Janacek's Jenufa is in the cd player. NASA's photos of Mars are on my monitor. Kris Kringle Krunch aka Chex Mix is in the oven. All the digital clocks and timers are blinking their LED numerals because of Friday night's gullywashing storm. I have a bad case of Dry Trout Mouth.
Does "drought" rhyme with trout or mouth? When we used to visit our grandparents and great-aunts, the conversation would always get around to The Drought. I got the impression The Drought was the antithesis of The Flood of Noah. A little Sunday School can confuse a kid, so I imagined my ancestors dressing like the people in the Children's Bible illustrations, particularly, but not rationally, Jacob wearing Esau's clothes and fur.
Some of the old folks said "drout", and others said "drouth", and it was a long time before I discovered the silent g. Half my ancestors lived near Norfolk, Nebraska, and the other half lived near the Republican River. I believed that all the Southern slaves had to get across the Republican River to get to freedom in The North. That would be because Abe Lincoln was a Republican, and Nebraska was a Yankee state, and the Yankees won the baseball game on tv every weekend.
Norfolk, Nebraska, was pronounced nor-fork or nor-foke.

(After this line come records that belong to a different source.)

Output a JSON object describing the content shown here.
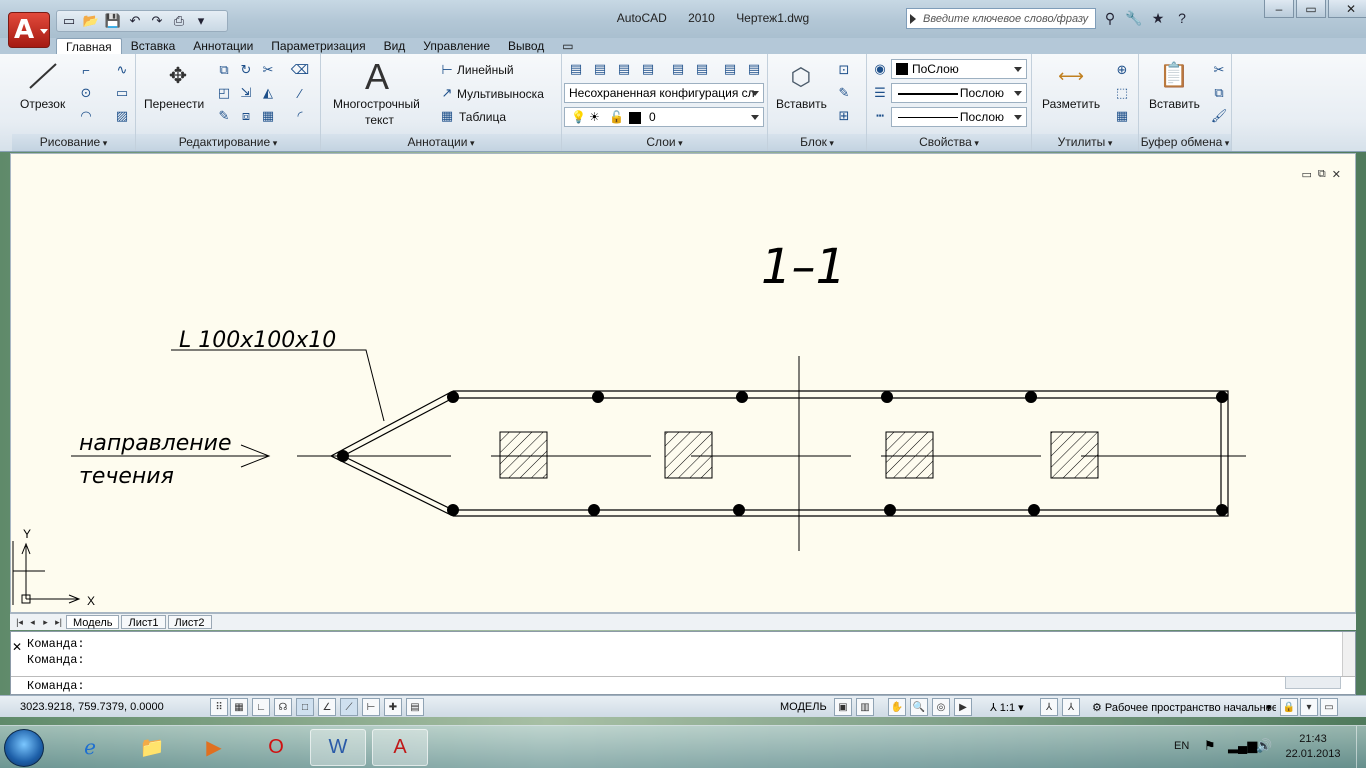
{
  "window": {
    "app_name": "AutoCAD 2010",
    "document": "Чертеж1.dwg"
  },
  "app_button": {
    "glyph": "A"
  },
  "search": {
    "placeholder": "Введите ключевое слово/фразу"
  },
  "tabs": [
    "Главная",
    "Вставка",
    "Аннотации",
    "Параметризация",
    "Вид",
    "Управление",
    "Вывод"
  ],
  "ribbon": {
    "draw": {
      "title": "Рисование",
      "line": "Отрезок"
    },
    "modify": {
      "title": "Редактирование",
      "move": "Перенести"
    },
    "annotation": {
      "title": "Аннотации",
      "mtext_1": "Многострочный",
      "mtext_2": "текст",
      "linear": "Линейный",
      "mleader": "Мультивыноска",
      "table": "Таблица"
    },
    "layers": {
      "title": "Слои",
      "state": "Несохраненная конфигурация сл",
      "current": "0"
    },
    "block": {
      "title": "Блок",
      "insert": "Вставить"
    },
    "properties": {
      "title": "Свойства",
      "color": "ПоСлою",
      "linetype": "Послою",
      "lineweight": "Послою"
    },
    "utilities": {
      "title": "Утилиты",
      "measure": "Разметить"
    },
    "clipboard": {
      "title": "Буфер обмена",
      "paste": "Вставить"
    }
  },
  "drawing": {
    "section_title": "1–1",
    "profile_label": "L  100x100x10",
    "flow_line1": "направление",
    "flow_line2": "течения",
    "ucs_x": "X",
    "ucs_y": "Y"
  },
  "layout_tabs": [
    "Модель",
    "Лист1",
    "Лист2"
  ],
  "command": {
    "lines": [
      "Команда:",
      "Команда:"
    ],
    "prompt": "Команда:"
  },
  "status": {
    "coords": "3023.9218, 759.7379, 0.0000",
    "model": "МОДЕЛЬ",
    "scale": "1:1",
    "workspace": "Рабочее пространство начальное"
  },
  "tray": {
    "lang": "EN",
    "time": "21:43",
    "date": "22.01.2013"
  }
}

It wasn't ever said like Norfolk, Virginia [(nawr-fuhk, nawr-fawk)]. Folks explained to me that "Norfork" was named for the north fork of the river. The North Fork of the Elkhorn River is actually many miles northwest of Norfolk. At least an elk's horns resemble a fork.

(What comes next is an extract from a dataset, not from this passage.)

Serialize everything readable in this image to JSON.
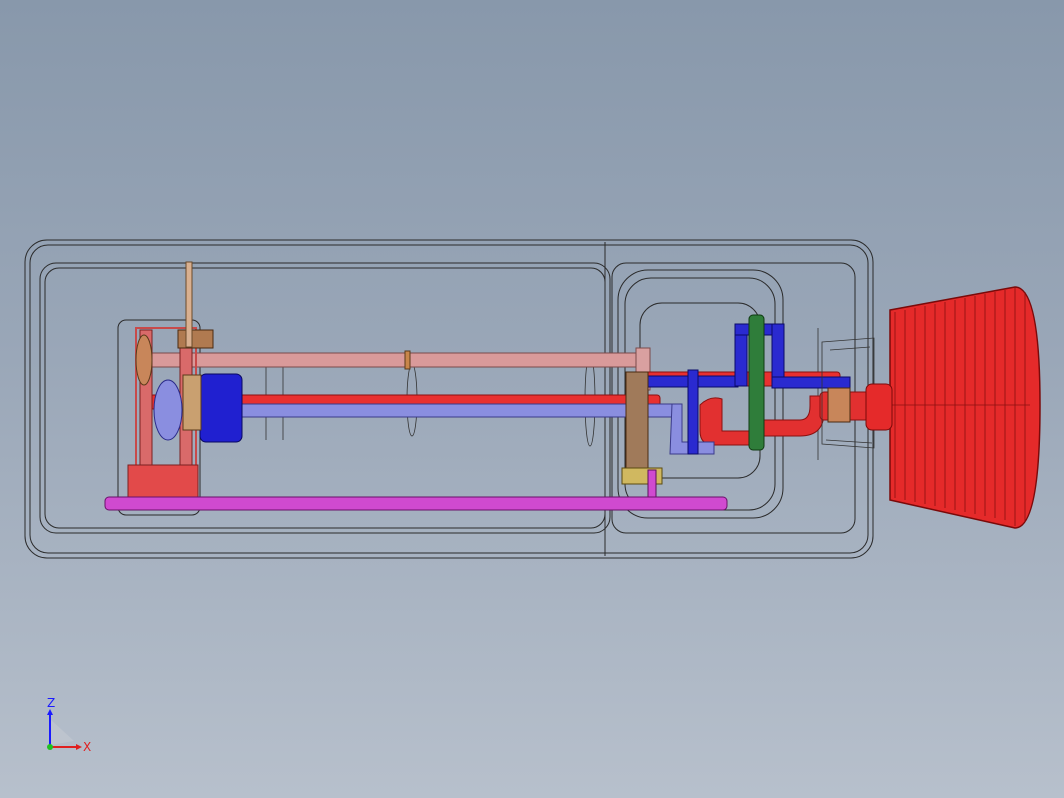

When I found out about the silent l, I realized why big Norfolk had to let little Pierce be the county seat. Somebody found out about the Norfork spelling and pronunciation conspiracy, and Norfolk had to be punished. Either that, or all the rocking chairs, hassocks, and porch swings in Pierce made it a natural seat. From Grandma's porch swing you could almost see the courthouse.
The Online Etymology Dictionary indicates that Norfolk is named for North Folk:
Nordfolc (1066) "(Territory of the) Northern People (of the East Angles)." The Norfolk pine (1778), used as an ornamental tree, is from Norfolk Island in the South Pacific, northwest of New Zealand.
As for drought, it's O.E. drugað, from P.Gmc. *drugothaz; related to drugian "dry up, whither" + -ith Gmc. suffix for forming abstract n. from adj. Drouth was a M.E. variant continued in Scot. and northern Eng. dialect.
A linguist at the University of Cincinnati Department of Anthropology explains the trout/mouth problem this way:
Some of those "th"s may be spelling pronunciations. Some people, particularly in the generation born in the early 1900s who attained some measure of education were difficult to persuade that words need not be and many were not pronounced exactly as spelled. They believe if there was a letter in the spelling, there had to be a sound for it in the pronunciation. That's why some people pronounced the "t" in often and the [k] for the "c" in 'arctic'.
1538, possibly a variant of M.E. golet "water channel" (see gullet).
Some sources suggest that "gullywasher" is a Southern expression, but we always used it in Nebraska. That would mean it swam across the Republican River. I can't really explain how these gullies got to Mars, but neither can NASA at the moment:
Bright new deposits seen in NASA images of two gullies on Mars suggest liquid water carried sediment in the past seven years. Liquid water is considered necessary for life, so these new findings heighten intrigue about possible microbial life on Mars. These findings were provided by NASA's Mars Global Surveyor.
The atmosphere on Mars is so thin that liquid water cannot persist at the surface. However, researchers propose that water could remain liquid long enough, after breaking out from an underground source, to carry debris before totally evaporating and freezing.
If you need current drought information, I suggest the USGS Drought Watch site:
http://water.usgs.gov/waterwatch/?m=dryw&w=map&r=us It's good to have your facts straight if you run into any north folks.